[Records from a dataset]
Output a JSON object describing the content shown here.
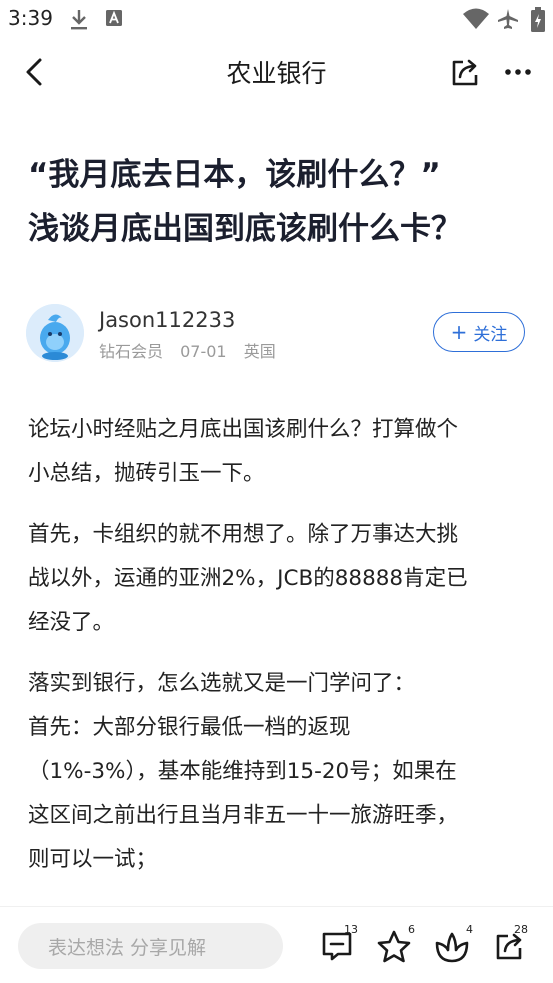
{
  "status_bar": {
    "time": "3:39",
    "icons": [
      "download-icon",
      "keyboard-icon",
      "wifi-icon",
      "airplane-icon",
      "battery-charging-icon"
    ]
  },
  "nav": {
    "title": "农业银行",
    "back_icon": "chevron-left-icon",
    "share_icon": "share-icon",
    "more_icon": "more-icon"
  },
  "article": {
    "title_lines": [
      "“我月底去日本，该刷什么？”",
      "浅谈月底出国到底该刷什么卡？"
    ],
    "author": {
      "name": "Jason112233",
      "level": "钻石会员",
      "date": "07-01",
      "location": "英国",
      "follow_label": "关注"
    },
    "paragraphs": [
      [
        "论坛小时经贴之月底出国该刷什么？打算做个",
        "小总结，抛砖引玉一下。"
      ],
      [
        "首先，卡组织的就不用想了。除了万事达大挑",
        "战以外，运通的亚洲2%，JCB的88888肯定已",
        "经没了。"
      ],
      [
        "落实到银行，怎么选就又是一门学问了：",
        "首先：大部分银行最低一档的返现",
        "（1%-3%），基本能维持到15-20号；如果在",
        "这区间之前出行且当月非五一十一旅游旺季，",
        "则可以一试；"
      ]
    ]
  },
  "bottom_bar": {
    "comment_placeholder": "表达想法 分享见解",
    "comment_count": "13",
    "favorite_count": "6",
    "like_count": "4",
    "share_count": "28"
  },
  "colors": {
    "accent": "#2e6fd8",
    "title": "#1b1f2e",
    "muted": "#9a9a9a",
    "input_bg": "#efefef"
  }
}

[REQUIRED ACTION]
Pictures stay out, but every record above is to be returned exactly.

[REPLY TO THE TASK]
Output a JSON object describing the content shown here.
{
  "status_bar": {
    "time": "3:39",
    "icons": [
      "download-icon",
      "keyboard-icon",
      "wifi-icon",
      "airplane-icon",
      "battery-charging-icon"
    ]
  },
  "nav": {
    "title": "农业银行",
    "back_icon": "chevron-left-icon",
    "share_icon": "share-icon",
    "more_icon": "more-icon"
  },
  "article": {
    "title_lines": [
      "“我月底去日本，该刷什么？”",
      "浅谈月底出国到底该刷什么卡？"
    ],
    "author": {
      "name": "Jason112233",
      "level": "钻石会员",
      "date": "07-01",
      "location": "英国",
      "follow_label": "关注"
    },
    "paragraphs": [
      [
        "论坛小时经贴之月底出国该刷什么？打算做个",
        "小总结，抛砖引玉一下。"
      ],
      [
        "首先，卡组织的就不用想了。除了万事达大挑",
        "战以外，运通的亚洲2%，JCB的88888肯定已",
        "经没了。"
      ],
      [
        "落实到银行，怎么选就又是一门学问了：",
        "首先：大部分银行最低一档的返现",
        "（1%-3%），基本能维持到15-20号；如果在",
        "这区间之前出行且当月非五一十一旅游旺季，",
        "则可以一试；"
      ]
    ]
  },
  "bottom_bar": {
    "comment_placeholder": "表达想法 分享见解",
    "comment_count": "13",
    "favorite_count": "6",
    "like_count": "4",
    "share_count": "28"
  },
  "colors": {
    "accent": "#2e6fd8",
    "title": "#1b1f2e",
    "muted": "#9a9a9a",
    "input_bg": "#efefef"
  }
}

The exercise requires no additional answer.